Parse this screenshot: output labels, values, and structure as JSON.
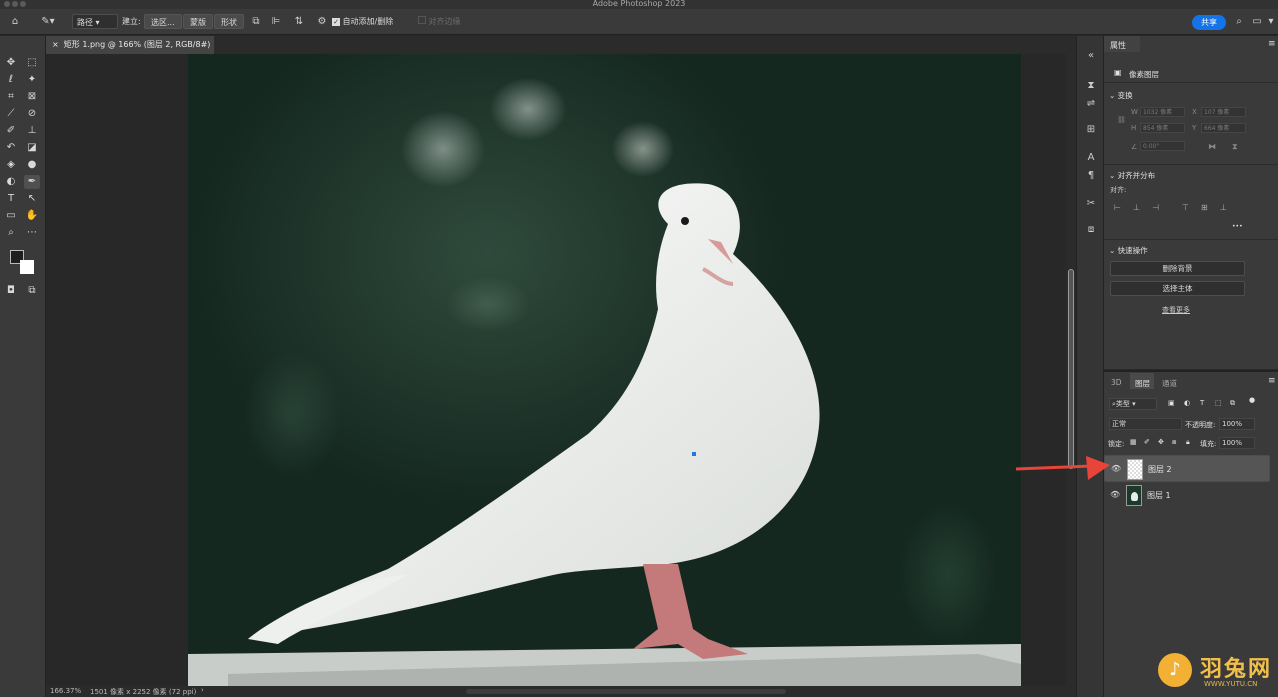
{
  "app": {
    "title": "Adobe Photoshop 2023"
  },
  "options_bar": {
    "mode": "路径",
    "make_label": "建立:",
    "selection_btn": "选区...",
    "mask_btn": "蒙版",
    "shape_btn": "形状",
    "auto_add_delete": "自动添加/删除",
    "align_edges": "对齐边缘",
    "share": "共享"
  },
  "document": {
    "tab_title": "矩形 1.png @ 166% (图层 2, RGB/8#) *",
    "zoom": "166.37%",
    "dimensions": "1501 像素 x 2252 像素 (72 ppi)"
  },
  "properties": {
    "panel_title": "属性",
    "layer_type": "像素图层",
    "transform_title": "变换",
    "w_label": "W",
    "w_value": "1032 像素",
    "x_label": "X",
    "x_value": "107 像素",
    "h_label": "H",
    "h_value": "854 像素",
    "y_label": "Y",
    "y_value": "664 像素",
    "angle_value": "0.00°",
    "align_title": "对齐并分布",
    "align_label": "对齐:",
    "more_dots": "•••",
    "quick_title": "快速操作",
    "remove_bg": "删除背景",
    "select_subject": "选择主体",
    "view_more": "查看更多"
  },
  "layers_panel": {
    "tabs": [
      "3D",
      "图层",
      "通道"
    ],
    "filter": "类型",
    "blend_mode": "正常",
    "opacity_label": "不透明度:",
    "opacity_value": "100%",
    "lock_label": "锁定:",
    "fill_label": "填充:",
    "fill_value": "100%",
    "layers": [
      {
        "name": "图层 2",
        "selected": true
      },
      {
        "name": "图层 1",
        "selected": false
      }
    ]
  },
  "watermark": {
    "cn": "羽兔网",
    "url": "WWW.YUTU.CN"
  },
  "colors": {
    "accent": "#1473e6",
    "arrow": "#e8443a"
  }
}
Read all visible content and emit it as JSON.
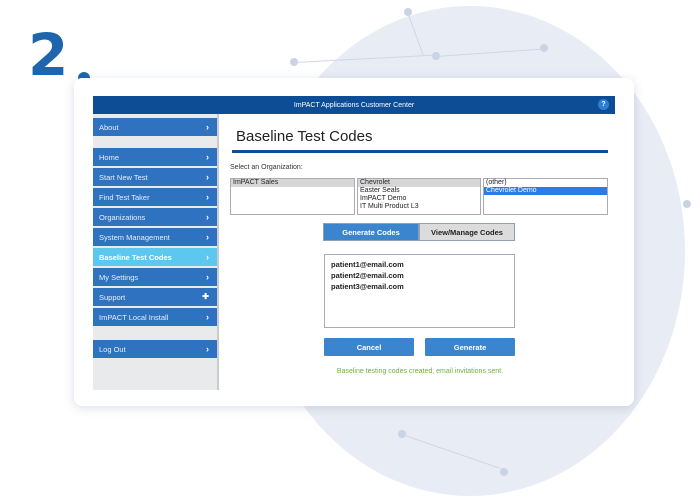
{
  "step": {
    "number": "2"
  },
  "app": {
    "title": "ImPACT Applications Customer Center",
    "help_icon": "question-icon",
    "help_glyph": "?"
  },
  "sidebar": {
    "items": [
      {
        "label": "About",
        "icon": "chevron-right-icon",
        "glyph": "›"
      },
      {
        "label": "Home",
        "icon": "chevron-right-icon",
        "glyph": "›"
      },
      {
        "label": "Start New Test",
        "icon": "chevron-right-icon",
        "glyph": "›"
      },
      {
        "label": "Find Test Taker",
        "icon": "chevron-right-icon",
        "glyph": "›"
      },
      {
        "label": "Organizations",
        "icon": "chevron-right-icon",
        "glyph": "›"
      },
      {
        "label": "System Management",
        "icon": "chevron-right-icon",
        "glyph": "›"
      },
      {
        "label": "Baseline Test Codes",
        "icon": "chevron-right-icon",
        "glyph": "›",
        "active": true
      },
      {
        "label": "My Settings",
        "icon": "chevron-right-icon",
        "glyph": "›"
      },
      {
        "label": "Support",
        "icon": "plus-icon",
        "glyph": "✚"
      },
      {
        "label": "ImPACT Local Install",
        "icon": "chevron-right-icon",
        "glyph": "›"
      },
      {
        "label": "Log Out",
        "icon": "chevron-right-icon",
        "glyph": "›"
      }
    ]
  },
  "main": {
    "title": "Baseline Test Codes",
    "org_label": "Select an Organization:",
    "list1": [
      "ImPACT Sales"
    ],
    "list2": [
      "Chevrolet",
      "Easter Seals",
      "ImPACT Demo",
      "IT Multi Product L3"
    ],
    "list3": [
      "(other)",
      "Chevrolet Demo"
    ],
    "tabs": {
      "generate": "Generate Codes",
      "view": "View/Manage Codes"
    },
    "emails": [
      "patient1@email.com",
      "patient2@email.com",
      "patient3@email.com"
    ],
    "buttons": {
      "cancel": "Cancel",
      "generate": "Generate"
    },
    "success": "Baseline testing codes created, email invitations sent.",
    "colors": {
      "nav": "#2f72bf",
      "active": "#5cc8ef",
      "header": "#0d4d96",
      "success": "#6fb23f"
    }
  }
}
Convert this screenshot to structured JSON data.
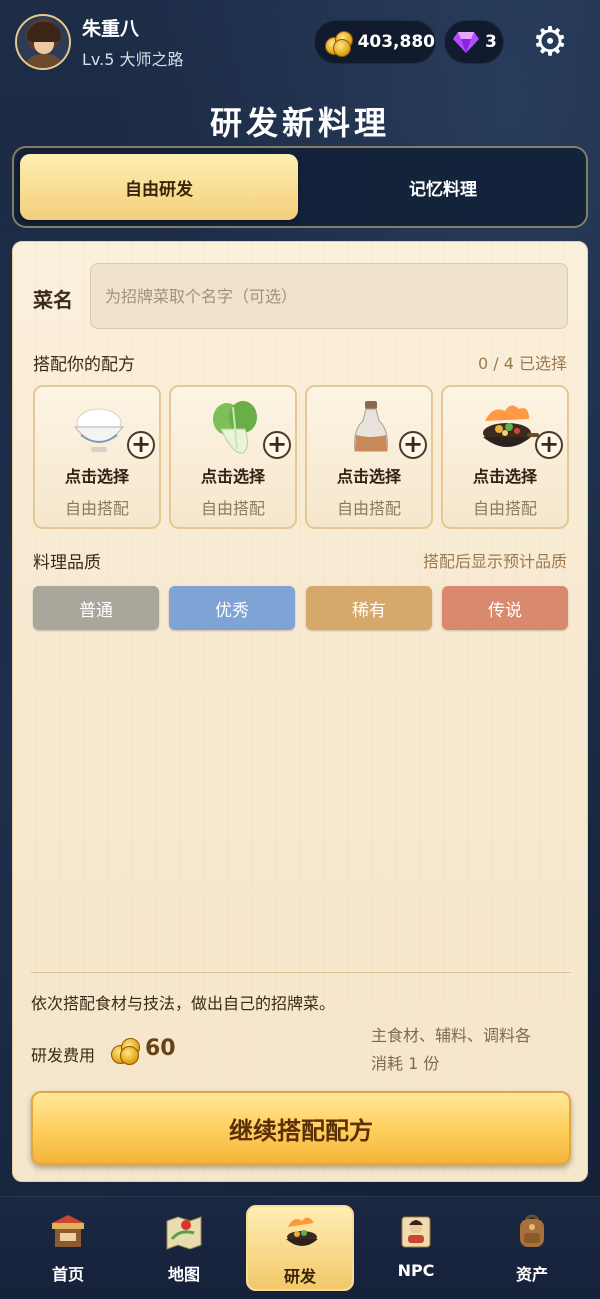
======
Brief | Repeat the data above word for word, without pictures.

Task output |
Parse this screenshot: output labels, values, and structure as JSON.
{
  "app": {
    "title": "Adobe Photoshop 2023"
  },
  "options_bar": {
    "mode": "路径",
    "make_label": "建立:",
    "selection_btn": "选区...",
    "mask_btn": "蒙版",
    "shape_btn": "形状",
    "auto_add_delete": "自动添加/删除",
    "align_edges": "对齐边缘",
    "share": "共享"
  },
  "document": {
    "tab_title": "矩形 1.png @ 166% (图层 2, RGB/8#) *",
    "zoom": "166.37%",
    "dimensions": "1501 像素 x 2252 像素 (72 ppi)"
  },
  "properties": {
    "panel_title": "属性",
    "layer_type": "像素图层",
    "transform_title": "变换",
    "w_label": "W",
    "w_value": "1032 像素",
    "x_label": "X",
    "x_value": "107 像素",
    "h_label": "H",
    "h_value": "854 像素",
    "y_label": "Y",
    "y_value": "664 像素",
    "angle_value": "0.00°",
    "align_title": "对齐并分布",
    "align_label": "对齐:",
    "more_dots": "•••",
    "quick_title": "快速操作",
    "remove_bg": "删除背景",
    "select_subject": "选择主体",
    "view_more": "查看更多"
  },
  "layers_panel": {
    "tabs": [
      "3D",
      "图层",
      "通道"
    ],
    "filter": "类型",
    "blend_mode": "正常",
    "opacity_label": "不透明度:",
    "opacity_value": "100%",
    "lock_label": "锁定:",
    "fill_label": "填充:",
    "fill_value": "100%",
    "layers": [
      {
        "name": "图层 2",
        "selected": true
      },
      {
        "name": "图层 1",
        "selected": false
      }
    ]
  },
  "watermark": {
    "cn": "羽兔网",
    "url": "WWW.YUTU.CN"
  },
  "colors": {
    "accent": "#1473e6",
    "arrow": "#e8443a"
  }
}
Read all visible content and emit it as JSON.
{
  "step": {
    "number": "2"
  },
  "app": {
    "title": "ImPACT Applications Customer Center",
    "help_icon": "question-icon",
    "help_glyph": "?"
  },
  "sidebar": {
    "items": [
      {
        "label": "About",
        "icon": "chevron-right-icon",
        "glyph": "›"
      },
      {
        "label": "Home",
        "icon": "chevron-right-icon",
        "glyph": "›"
      },
      {
        "label": "Start New Test",
        "icon": "chevron-right-icon",
        "glyph": "›"
      },
      {
        "label": "Find Test Taker",
        "icon": "chevron-right-icon",
        "glyph": "›"
      },
      {
        "label": "Organizations",
        "icon": "chevron-right-icon",
        "glyph": "›"
      },
      {
        "label": "System Management",
        "icon": "chevron-right-icon",
        "glyph": "›"
      },
      {
        "label": "Baseline Test Codes",
        "icon": "chevron-right-icon",
        "glyph": "›",
        "active": true
      },
      {
        "label": "My Settings",
        "icon": "chevron-right-icon",
        "glyph": "›"
      },
      {
        "label": "Support",
        "icon": "plus-icon",
        "glyph": "✚"
      },
      {
        "label": "ImPACT Local Install",
        "icon": "chevron-right-icon",
        "glyph": "›"
      },
      {
        "label": "Log Out",
        "icon": "chevron-right-icon",
        "glyph": "›"
      }
    ]
  },
  "main": {
    "title": "Baseline Test Codes",
    "org_label": "Select an Organization:",
    "list1": [
      "ImPACT Sales"
    ],
    "list2": [
      "Chevrolet",
      "Easter Seals",
      "ImPACT Demo",
      "IT Multi Product L3"
    ],
    "list3": [
      "(other)",
      "Chevrolet Demo"
    ],
    "tabs": {
      "generate": "Generate Codes",
      "view": "View/Manage Codes"
    },
    "emails": [
      "patient1@email.com",
      "patient2@email.com",
      "patient3@email.com"
    ],
    "buttons": {
      "cancel": "Cancel",
      "generate": "Generate"
    },
    "success": "Baseline testing codes created, email invitations sent.",
    "colors": {
      "nav": "#2f72bf",
      "active": "#5cc8ef",
      "header": "#0d4d96",
      "success": "#6fb23f"
    }
  }
}
Convert this screenshot to structured JSON data.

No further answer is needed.